▶ [Problem to solve]: Restate the records that follow word for word; no pictures should appear.

Dataset records Block Start

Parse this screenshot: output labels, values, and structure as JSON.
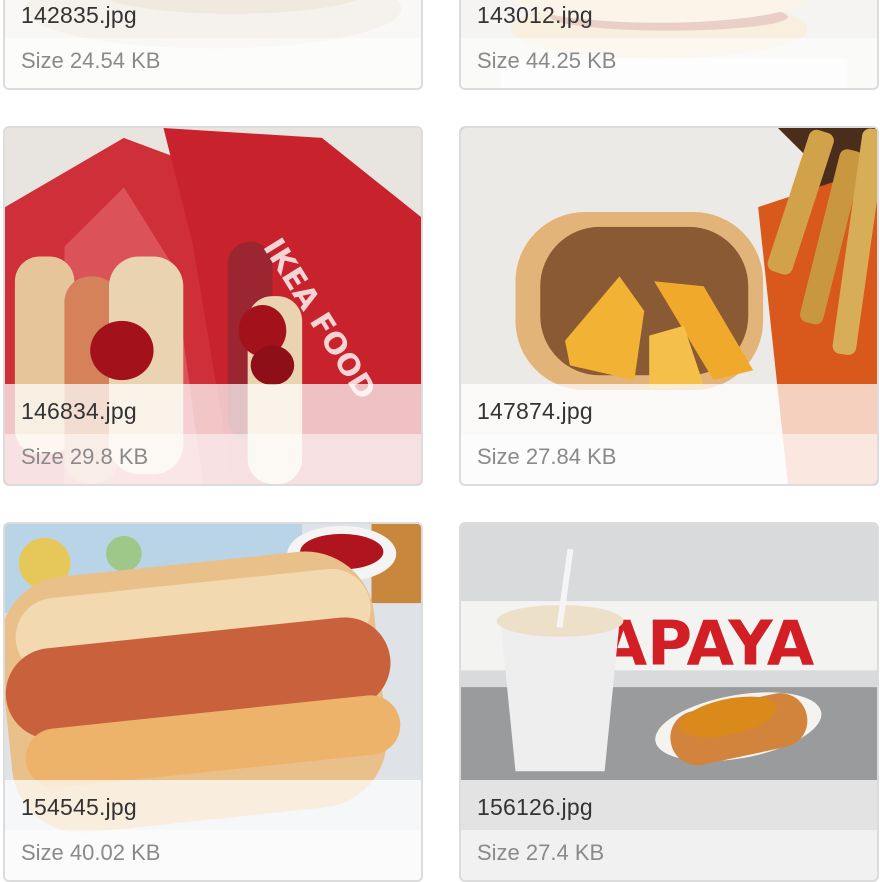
{
  "images": [
    {
      "filename": "142835.jpg",
      "size_text": "Size 24.54 KB"
    },
    {
      "filename": "143012.jpg",
      "size_text": "Size 44.25 KB"
    },
    {
      "filename": "146834.jpg",
      "size_text": "Size 29.8 KB",
      "thumb_text": "IKEA FOOD"
    },
    {
      "filename": "147874.jpg",
      "size_text": "Size 27.84 KB"
    },
    {
      "filename": "154545.jpg",
      "size_text": "Size 40.02 KB"
    },
    {
      "filename": "156126.jpg",
      "size_text": "Size 27.4 KB",
      "thumb_text": "APAYA"
    }
  ],
  "colors": {
    "ikea_red": "#c8232d",
    "ketchup": "#a3111a",
    "mustard_cheese": "#f2b233",
    "bun": "#e7b87a",
    "sausage": "#c9623c"
  }
}
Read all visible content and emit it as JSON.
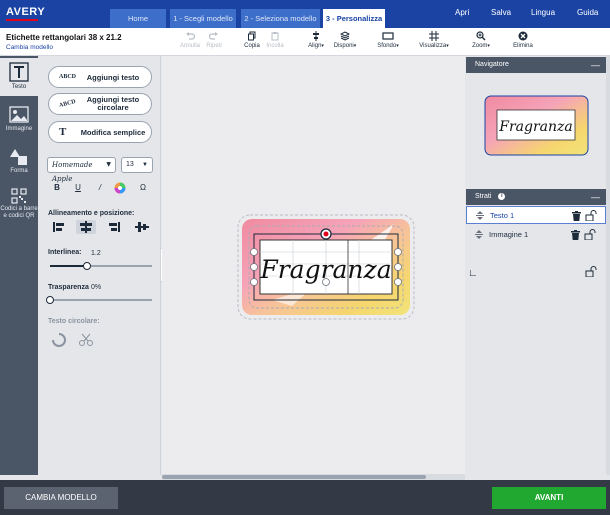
{
  "brand": {
    "logo": "AVERY",
    "accent": "#1a43a4",
    "logo_bar": "#e2001a"
  },
  "tabs": [
    {
      "label": "Home",
      "active": false
    },
    {
      "label": "1 - Scegli modello",
      "active": false
    },
    {
      "label": "2 - Seleziona modello",
      "active": false
    },
    {
      "label": "3 - Personalizza",
      "active": true
    }
  ],
  "topmenu": [
    "Apri",
    "Salva",
    "Lingua",
    "Guida"
  ],
  "document": {
    "title": "Etichette rettangolari 38 x 21.2",
    "change_link": "Cambia modello"
  },
  "toolbar": [
    {
      "label": "Annulla",
      "icon": "undo-icon",
      "enabled": false
    },
    {
      "label": "Ripeti",
      "icon": "redo-icon",
      "enabled": false
    },
    {
      "label": "Copia",
      "icon": "copy-icon",
      "enabled": true
    },
    {
      "label": "Incolla",
      "icon": "paste-icon",
      "enabled": false
    },
    {
      "label": "Align",
      "icon": "align-icon",
      "enabled": true
    },
    {
      "label": "Disponi",
      "icon": "layers-icon",
      "enabled": true
    },
    {
      "label": "Sfondo",
      "icon": "background-icon",
      "enabled": true
    },
    {
      "label": "Visualizza",
      "icon": "grid-icon",
      "enabled": true
    },
    {
      "label": "Zoom",
      "icon": "zoom-icon",
      "enabled": true
    },
    {
      "label": "Elimina",
      "icon": "delete-icon",
      "enabled": true
    }
  ],
  "rail": [
    {
      "label": "Testo",
      "icon": "text-icon",
      "active": true
    },
    {
      "label": "Immagine",
      "icon": "image-icon",
      "active": false
    },
    {
      "label": "Forma",
      "icon": "shape-icon",
      "active": false
    },
    {
      "label": "Codici a barre e codici QR",
      "icon": "qr-code-icon",
      "active": false
    }
  ],
  "panel": {
    "add_text": {
      "label": "Aggiungi testo",
      "icon_text": "ABCD"
    },
    "add_circular": {
      "label": "Aggiungi testo circolare",
      "icon_text": "ABCD"
    },
    "simple_edit": {
      "label": "Modifica semplice",
      "icon_text": "T"
    },
    "font": {
      "value": "Homemade Apple"
    },
    "font_size": {
      "value": "13"
    },
    "format": {
      "bold": "B",
      "underline": "U",
      "italic": "/",
      "symbol": "Ω"
    },
    "align_label": "Allineamento e posizione:",
    "line_spacing": {
      "label": "Interlinea:",
      "value": "1.2",
      "fraction": 0.36
    },
    "transparency": {
      "label": "Trasparenza",
      "value": "0%",
      "fraction": 0
    },
    "circular_label": "Testo circolare:"
  },
  "canvas": {
    "label_text": "Fragranza"
  },
  "navigator": {
    "title": "Navigatore",
    "preview_text": "Fragranza"
  },
  "layers": {
    "title": "Strati",
    "info_icon": "info-icon",
    "items": [
      {
        "name": "Testo 1",
        "active": true
      },
      {
        "name": "Immagine 1",
        "active": false
      }
    ]
  },
  "footer": {
    "change_model": "CAMBIA MODELLO",
    "next": "AVANTI"
  }
}
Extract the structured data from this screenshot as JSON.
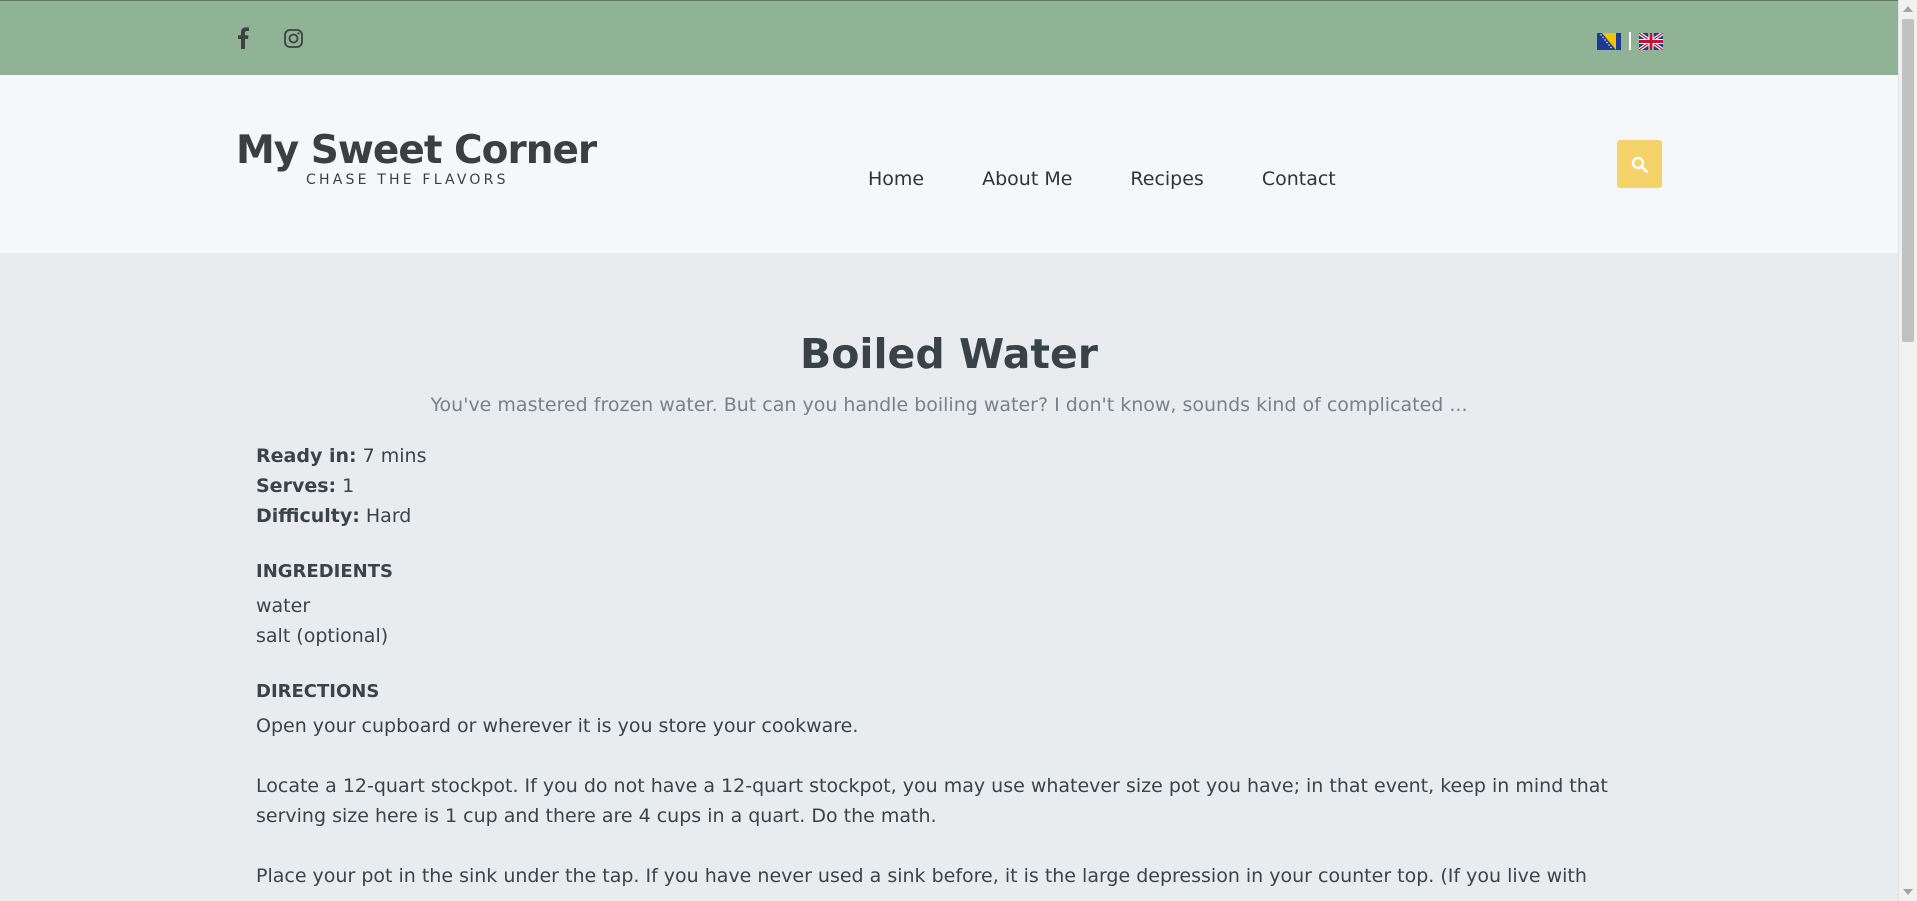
{
  "topbar": {
    "social": [
      {
        "icon": "facebook-icon"
      },
      {
        "icon": "instagram-icon"
      }
    ],
    "languages": [
      {
        "icon": "bosnia-flag-icon"
      },
      {
        "icon": "uk-flag-icon"
      }
    ],
    "background": "#8fb394"
  },
  "header": {
    "logo_title": "My Sweet Corner",
    "logo_tagline": "CHASE THE FLAVORS",
    "nav": [
      "Home",
      "About Me",
      "Recipes",
      "Contact"
    ],
    "search_icon": "search-icon",
    "search_color": "#f4d46a"
  },
  "recipe": {
    "title": "Boiled Water",
    "subtitle": "You've mastered frozen water. But can you handle boiling water? I don't know, sounds kind of complicated ...",
    "meta": [
      {
        "label": "Ready in:",
        "value": "7 mins"
      },
      {
        "label": "Serves:",
        "value": "1"
      },
      {
        "label": "Difficulty:",
        "value": "Hard"
      }
    ],
    "ingredients_heading": "INGREDIENTS",
    "ingredients": [
      "water",
      "salt (optional)"
    ],
    "directions_heading": "DIRECTIONS",
    "directions": [
      "Open your cupboard or wherever it is you store your cookware.",
      "Locate a 12-quart stockpot. If you do not have a 12-quart stockpot, you may use whatever size pot you have; in that event, keep in mind that serving size here is 1 cup and there are 4 cups in a quart. Do the math.",
      "Place your pot in the sink under the tap. If you have never used a sink before, it is the large depression in your counter top. (If you live with"
    ]
  }
}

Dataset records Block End

▶ [Answer below]:
Parse this screenshot: output labels, values, and structure as JSON.
{
  "images": [
    {
      "filename": "142835.jpg",
      "size_text": "Size 24.54 KB"
    },
    {
      "filename": "143012.jpg",
      "size_text": "Size 44.25 KB"
    },
    {
      "filename": "146834.jpg",
      "size_text": "Size 29.8 KB",
      "thumb_text": "IKEA FOOD"
    },
    {
      "filename": "147874.jpg",
      "size_text": "Size 27.84 KB"
    },
    {
      "filename": "154545.jpg",
      "size_text": "Size 40.02 KB"
    },
    {
      "filename": "156126.jpg",
      "size_text": "Size 27.4 KB",
      "thumb_text": "APAYA"
    }
  ],
  "colors": {
    "ikea_red": "#c8232d",
    "ketchup": "#a3111a",
    "mustard_cheese": "#f2b233",
    "bun": "#e7b87a",
    "sausage": "#c9623c"
  }
}
Read all visible content and emit it as JSON.
{
  "brand": {
    "logo": "AVERY",
    "accent": "#1a43a4",
    "logo_bar": "#e2001a"
  },
  "tabs": [
    {
      "label": "Home",
      "active": false
    },
    {
      "label": "1 - Scegli modello",
      "active": false
    },
    {
      "label": "2 - Seleziona modello",
      "active": false
    },
    {
      "label": "3 - Personalizza",
      "active": true
    }
  ],
  "topmenu": [
    "Apri",
    "Salva",
    "Lingua",
    "Guida"
  ],
  "document": {
    "title": "Etichette rettangolari 38 x 21.2",
    "change_link": "Cambia modello"
  },
  "toolbar": [
    {
      "label": "Annulla",
      "icon": "undo-icon",
      "enabled": false
    },
    {
      "label": "Ripeti",
      "icon": "redo-icon",
      "enabled": false
    },
    {
      "label": "Copia",
      "icon": "copy-icon",
      "enabled": true
    },
    {
      "label": "Incolla",
      "icon": "paste-icon",
      "enabled": false
    },
    {
      "label": "Align",
      "icon": "align-icon",
      "enabled": true
    },
    {
      "label": "Disponi",
      "icon": "layers-icon",
      "enabled": true
    },
    {
      "label": "Sfondo",
      "icon": "background-icon",
      "enabled": true
    },
    {
      "label": "Visualizza",
      "icon": "grid-icon",
      "enabled": true
    },
    {
      "label": "Zoom",
      "icon": "zoom-icon",
      "enabled": true
    },
    {
      "label": "Elimina",
      "icon": "delete-icon",
      "enabled": true
    }
  ],
  "rail": [
    {
      "label": "Testo",
      "icon": "text-icon",
      "active": true
    },
    {
      "label": "Immagine",
      "icon": "image-icon",
      "active": false
    },
    {
      "label": "Forma",
      "icon": "shape-icon",
      "active": false
    },
    {
      "label": "Codici a barre e codici QR",
      "icon": "qr-code-icon",
      "active": false
    }
  ],
  "panel": {
    "add_text": {
      "label": "Aggiungi testo",
      "icon_text": "ABCD"
    },
    "add_circular": {
      "label": "Aggiungi testo circolare",
      "icon_text": "ABCD"
    },
    "simple_edit": {
      "label": "Modifica semplice",
      "icon_text": "T"
    },
    "font": {
      "value": "Homemade Apple"
    },
    "font_size": {
      "value": "13"
    },
    "format": {
      "bold": "B",
      "underline": "U",
      "italic": "/",
      "symbol": "Ω"
    },
    "align_label": "Allineamento e posizione:",
    "line_spacing": {
      "label": "Interlinea:",
      "value": "1.2",
      "fraction": 0.36
    },
    "transparency": {
      "label": "Trasparenza",
      "value": "0%",
      "fraction": 0
    },
    "circular_label": "Testo circolare:"
  },
  "canvas": {
    "label_text": "Fragranza"
  },
  "navigator": {
    "title": "Navigatore",
    "preview_text": "Fragranza"
  },
  "layers": {
    "title": "Strati",
    "info_icon": "info-icon",
    "items": [
      {
        "name": "Testo 1",
        "active": true
      },
      {
        "name": "Immagine 1",
        "active": false
      }
    ]
  },
  "footer": {
    "change_model": "CAMBIA MODELLO",
    "next": "AVANTI"
  }
}
Extract the structured data from this screenshot as JSON.
{
  "topbar": {
    "social": [
      {
        "icon": "facebook-icon"
      },
      {
        "icon": "instagram-icon"
      }
    ],
    "languages": [
      {
        "icon": "bosnia-flag-icon"
      },
      {
        "icon": "uk-flag-icon"
      }
    ],
    "background": "#8fb394"
  },
  "header": {
    "logo_title": "My Sweet Corner",
    "logo_tagline": "CHASE THE FLAVORS",
    "nav": [
      "Home",
      "About Me",
      "Recipes",
      "Contact"
    ],
    "search_icon": "search-icon",
    "search_color": "#f4d46a"
  },
  "recipe": {
    "title": "Boiled Water",
    "subtitle": "You've mastered frozen water. But can you handle boiling water? I don't know, sounds kind of complicated ...",
    "meta": [
      {
        "label": "Ready in:",
        "value": "7 mins"
      },
      {
        "label": "Serves:",
        "value": "1"
      },
      {
        "label": "Difficulty:",
        "value": "Hard"
      }
    ],
    "ingredients_heading": "INGREDIENTS",
    "ingredients": [
      "water",
      "salt (optional)"
    ],
    "directions_heading": "DIRECTIONS",
    "directions": [
      "Open your cupboard or wherever it is you store your cookware.",
      "Locate a 12-quart stockpot. If you do not have a 12-quart stockpot, you may use whatever size pot you have; in that event, keep in mind that serving size here is 1 cup and there are 4 cups in a quart. Do the math.",
      "Place your pot in the sink under the tap. If you have never used a sink before, it is the large depression in your counter top. (If you live with"
    ]
  }
}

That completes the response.